#### Problem to solve:
Pull every line containing "JSON" from the entries.

----- Recorded information -----

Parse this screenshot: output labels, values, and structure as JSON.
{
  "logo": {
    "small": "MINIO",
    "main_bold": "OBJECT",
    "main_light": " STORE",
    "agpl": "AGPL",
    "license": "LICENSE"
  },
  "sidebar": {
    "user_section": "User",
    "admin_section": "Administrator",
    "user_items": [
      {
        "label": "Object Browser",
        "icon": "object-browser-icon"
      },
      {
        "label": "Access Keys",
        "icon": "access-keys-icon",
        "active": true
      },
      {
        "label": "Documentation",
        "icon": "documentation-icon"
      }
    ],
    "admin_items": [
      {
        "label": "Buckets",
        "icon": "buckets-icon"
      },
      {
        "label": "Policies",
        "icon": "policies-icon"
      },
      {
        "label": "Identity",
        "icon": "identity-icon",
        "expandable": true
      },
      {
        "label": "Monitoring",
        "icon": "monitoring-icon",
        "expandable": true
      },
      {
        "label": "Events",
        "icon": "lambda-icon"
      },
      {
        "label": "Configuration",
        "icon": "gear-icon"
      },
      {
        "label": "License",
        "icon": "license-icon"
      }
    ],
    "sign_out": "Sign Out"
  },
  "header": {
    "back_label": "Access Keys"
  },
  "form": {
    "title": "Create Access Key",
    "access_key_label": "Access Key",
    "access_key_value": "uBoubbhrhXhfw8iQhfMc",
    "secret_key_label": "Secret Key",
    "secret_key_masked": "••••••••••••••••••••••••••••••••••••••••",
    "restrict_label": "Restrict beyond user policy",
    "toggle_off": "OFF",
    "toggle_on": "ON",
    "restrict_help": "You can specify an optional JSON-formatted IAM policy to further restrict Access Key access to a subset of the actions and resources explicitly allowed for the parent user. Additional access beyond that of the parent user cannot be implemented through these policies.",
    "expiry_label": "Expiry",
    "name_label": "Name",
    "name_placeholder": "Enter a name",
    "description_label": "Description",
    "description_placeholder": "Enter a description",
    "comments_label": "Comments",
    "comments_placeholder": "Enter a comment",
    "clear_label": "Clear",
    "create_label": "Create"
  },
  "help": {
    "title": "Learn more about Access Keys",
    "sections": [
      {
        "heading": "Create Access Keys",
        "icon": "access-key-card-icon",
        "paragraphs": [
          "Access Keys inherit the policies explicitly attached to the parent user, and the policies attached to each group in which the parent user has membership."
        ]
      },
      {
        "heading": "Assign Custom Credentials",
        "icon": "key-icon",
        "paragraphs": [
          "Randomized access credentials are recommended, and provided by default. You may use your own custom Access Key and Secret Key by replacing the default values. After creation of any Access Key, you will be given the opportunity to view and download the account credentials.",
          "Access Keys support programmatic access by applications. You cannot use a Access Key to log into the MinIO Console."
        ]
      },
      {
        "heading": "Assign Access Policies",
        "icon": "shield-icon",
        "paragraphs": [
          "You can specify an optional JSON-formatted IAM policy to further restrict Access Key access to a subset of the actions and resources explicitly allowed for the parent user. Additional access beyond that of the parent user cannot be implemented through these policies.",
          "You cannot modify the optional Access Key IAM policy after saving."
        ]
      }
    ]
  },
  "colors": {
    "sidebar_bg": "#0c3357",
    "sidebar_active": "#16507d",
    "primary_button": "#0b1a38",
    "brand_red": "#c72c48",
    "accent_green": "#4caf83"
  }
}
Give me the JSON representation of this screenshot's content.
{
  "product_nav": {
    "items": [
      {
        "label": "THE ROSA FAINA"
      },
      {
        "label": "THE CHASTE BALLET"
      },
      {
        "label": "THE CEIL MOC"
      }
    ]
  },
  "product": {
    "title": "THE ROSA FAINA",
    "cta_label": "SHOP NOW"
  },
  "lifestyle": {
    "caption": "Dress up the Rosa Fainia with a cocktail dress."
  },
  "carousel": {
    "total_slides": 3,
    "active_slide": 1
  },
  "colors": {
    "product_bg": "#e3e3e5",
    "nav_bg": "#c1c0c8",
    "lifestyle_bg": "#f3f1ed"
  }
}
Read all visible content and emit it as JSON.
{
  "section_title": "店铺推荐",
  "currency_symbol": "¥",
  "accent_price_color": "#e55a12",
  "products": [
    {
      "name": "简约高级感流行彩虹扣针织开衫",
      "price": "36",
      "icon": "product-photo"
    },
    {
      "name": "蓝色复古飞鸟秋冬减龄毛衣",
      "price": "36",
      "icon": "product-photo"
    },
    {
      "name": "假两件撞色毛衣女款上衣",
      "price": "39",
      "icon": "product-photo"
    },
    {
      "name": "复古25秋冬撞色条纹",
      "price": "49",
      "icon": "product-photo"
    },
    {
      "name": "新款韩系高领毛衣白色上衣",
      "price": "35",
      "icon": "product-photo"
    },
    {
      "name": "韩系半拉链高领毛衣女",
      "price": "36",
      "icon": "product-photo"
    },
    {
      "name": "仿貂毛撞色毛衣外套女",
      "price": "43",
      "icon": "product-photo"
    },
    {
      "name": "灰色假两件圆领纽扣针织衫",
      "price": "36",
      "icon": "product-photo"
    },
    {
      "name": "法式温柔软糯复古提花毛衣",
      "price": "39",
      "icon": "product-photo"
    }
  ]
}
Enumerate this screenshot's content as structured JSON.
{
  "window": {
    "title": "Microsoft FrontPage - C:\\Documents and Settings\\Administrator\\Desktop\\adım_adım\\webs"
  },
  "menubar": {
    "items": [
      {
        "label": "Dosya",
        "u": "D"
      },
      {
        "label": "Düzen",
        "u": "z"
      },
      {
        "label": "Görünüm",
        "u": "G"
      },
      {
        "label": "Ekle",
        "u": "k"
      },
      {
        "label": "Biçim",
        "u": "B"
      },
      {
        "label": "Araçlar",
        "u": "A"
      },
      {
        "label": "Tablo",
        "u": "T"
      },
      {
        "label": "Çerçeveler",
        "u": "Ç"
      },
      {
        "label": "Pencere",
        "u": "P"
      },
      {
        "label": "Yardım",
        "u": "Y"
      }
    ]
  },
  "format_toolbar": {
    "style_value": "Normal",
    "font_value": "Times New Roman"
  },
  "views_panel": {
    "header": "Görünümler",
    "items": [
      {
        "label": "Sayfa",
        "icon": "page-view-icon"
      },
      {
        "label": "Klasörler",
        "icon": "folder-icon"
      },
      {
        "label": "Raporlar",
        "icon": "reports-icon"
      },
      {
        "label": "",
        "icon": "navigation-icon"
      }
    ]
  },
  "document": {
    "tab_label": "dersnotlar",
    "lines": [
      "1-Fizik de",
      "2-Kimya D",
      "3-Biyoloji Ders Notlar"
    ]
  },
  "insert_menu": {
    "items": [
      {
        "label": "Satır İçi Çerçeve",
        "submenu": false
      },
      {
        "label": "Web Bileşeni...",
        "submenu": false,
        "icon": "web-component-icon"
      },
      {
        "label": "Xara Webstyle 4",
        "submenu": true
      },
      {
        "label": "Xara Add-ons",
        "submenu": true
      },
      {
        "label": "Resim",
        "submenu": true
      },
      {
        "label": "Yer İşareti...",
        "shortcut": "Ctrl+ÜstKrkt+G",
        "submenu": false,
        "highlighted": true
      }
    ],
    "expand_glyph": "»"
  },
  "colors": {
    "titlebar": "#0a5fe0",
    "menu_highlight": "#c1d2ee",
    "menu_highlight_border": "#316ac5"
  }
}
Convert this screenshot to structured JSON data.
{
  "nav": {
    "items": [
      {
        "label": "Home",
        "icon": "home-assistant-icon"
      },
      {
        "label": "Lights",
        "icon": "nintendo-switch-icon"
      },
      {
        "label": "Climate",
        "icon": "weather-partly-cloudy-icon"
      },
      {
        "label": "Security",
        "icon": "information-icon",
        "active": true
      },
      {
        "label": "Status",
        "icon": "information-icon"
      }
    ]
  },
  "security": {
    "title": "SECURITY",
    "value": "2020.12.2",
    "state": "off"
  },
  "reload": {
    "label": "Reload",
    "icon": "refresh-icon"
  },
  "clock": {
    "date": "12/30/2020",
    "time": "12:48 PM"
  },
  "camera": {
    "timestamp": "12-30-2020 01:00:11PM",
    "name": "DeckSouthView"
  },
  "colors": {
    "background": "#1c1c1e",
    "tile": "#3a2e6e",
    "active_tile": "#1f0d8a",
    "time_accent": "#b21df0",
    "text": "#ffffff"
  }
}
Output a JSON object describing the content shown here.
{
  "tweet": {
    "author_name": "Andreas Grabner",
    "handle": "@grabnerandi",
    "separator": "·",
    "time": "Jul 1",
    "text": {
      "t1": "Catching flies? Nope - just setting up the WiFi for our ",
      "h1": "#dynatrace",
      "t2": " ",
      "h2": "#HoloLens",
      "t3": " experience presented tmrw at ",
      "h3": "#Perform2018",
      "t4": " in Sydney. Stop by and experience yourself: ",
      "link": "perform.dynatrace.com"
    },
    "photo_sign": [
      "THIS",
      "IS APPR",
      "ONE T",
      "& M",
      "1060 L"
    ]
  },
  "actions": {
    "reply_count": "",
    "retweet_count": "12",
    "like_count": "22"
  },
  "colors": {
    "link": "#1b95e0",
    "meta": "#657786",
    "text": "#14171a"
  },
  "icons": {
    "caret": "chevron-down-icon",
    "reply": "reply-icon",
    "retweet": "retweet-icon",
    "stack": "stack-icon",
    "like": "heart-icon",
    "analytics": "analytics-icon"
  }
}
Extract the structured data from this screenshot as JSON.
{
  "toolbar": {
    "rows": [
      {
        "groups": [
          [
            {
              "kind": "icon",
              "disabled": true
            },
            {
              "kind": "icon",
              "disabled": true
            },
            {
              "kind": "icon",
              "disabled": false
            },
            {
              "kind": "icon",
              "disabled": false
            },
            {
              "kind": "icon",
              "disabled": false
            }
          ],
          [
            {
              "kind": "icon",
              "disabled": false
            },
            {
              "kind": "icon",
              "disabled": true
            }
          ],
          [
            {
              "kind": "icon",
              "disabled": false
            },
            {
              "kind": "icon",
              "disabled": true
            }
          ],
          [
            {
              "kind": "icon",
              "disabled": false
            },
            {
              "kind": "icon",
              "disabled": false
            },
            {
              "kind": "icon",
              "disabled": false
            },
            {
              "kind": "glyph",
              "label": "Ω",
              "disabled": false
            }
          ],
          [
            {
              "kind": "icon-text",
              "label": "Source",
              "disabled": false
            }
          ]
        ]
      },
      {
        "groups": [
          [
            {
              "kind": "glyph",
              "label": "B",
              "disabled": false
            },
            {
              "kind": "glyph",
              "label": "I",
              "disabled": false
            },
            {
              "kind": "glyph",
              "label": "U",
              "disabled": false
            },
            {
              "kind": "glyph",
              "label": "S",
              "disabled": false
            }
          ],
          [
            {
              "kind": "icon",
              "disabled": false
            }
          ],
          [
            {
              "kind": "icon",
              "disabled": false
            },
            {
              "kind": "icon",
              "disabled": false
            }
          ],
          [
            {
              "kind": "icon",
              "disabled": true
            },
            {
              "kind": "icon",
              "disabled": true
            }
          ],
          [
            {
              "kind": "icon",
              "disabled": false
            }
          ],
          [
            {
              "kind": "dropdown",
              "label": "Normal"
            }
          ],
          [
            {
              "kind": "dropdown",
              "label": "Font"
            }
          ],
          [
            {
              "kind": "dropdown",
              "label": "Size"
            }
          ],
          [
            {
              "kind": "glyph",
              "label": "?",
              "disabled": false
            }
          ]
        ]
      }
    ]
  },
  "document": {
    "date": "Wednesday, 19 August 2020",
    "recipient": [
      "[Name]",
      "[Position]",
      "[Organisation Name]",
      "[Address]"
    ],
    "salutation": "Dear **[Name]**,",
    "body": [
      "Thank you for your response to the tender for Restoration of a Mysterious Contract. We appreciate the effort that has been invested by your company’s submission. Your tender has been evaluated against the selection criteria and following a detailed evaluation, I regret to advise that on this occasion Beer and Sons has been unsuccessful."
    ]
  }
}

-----

#### Finished task:
Parse this screenshot: output labels, values, and structure as JSON.
    "restrict_help": "You can specify an optional JSON-formatted IAM policy to further restrict Access Key access to a subset of the actions and resources explicitly allowed for the parent user. Additional access beyond that of the parent user cannot be implemented through these policies.",
          "You can specify an optional JSON-formatted IAM policy to further restrict Access Key access to a subset of the actions and resources explicitly allowed for the parent user. Additional access beyond that of the parent user cannot be implemented through these policies.",
Give me the JSON representation of this screenshot's content.
Read all visible content and emit it as JSON.
Enumerate this screenshot's content as structured JSON.
Convert this screenshot to structured JSON data.
Output a JSON object describing the content shown here.
Extract the structured data from this screenshot as JSON.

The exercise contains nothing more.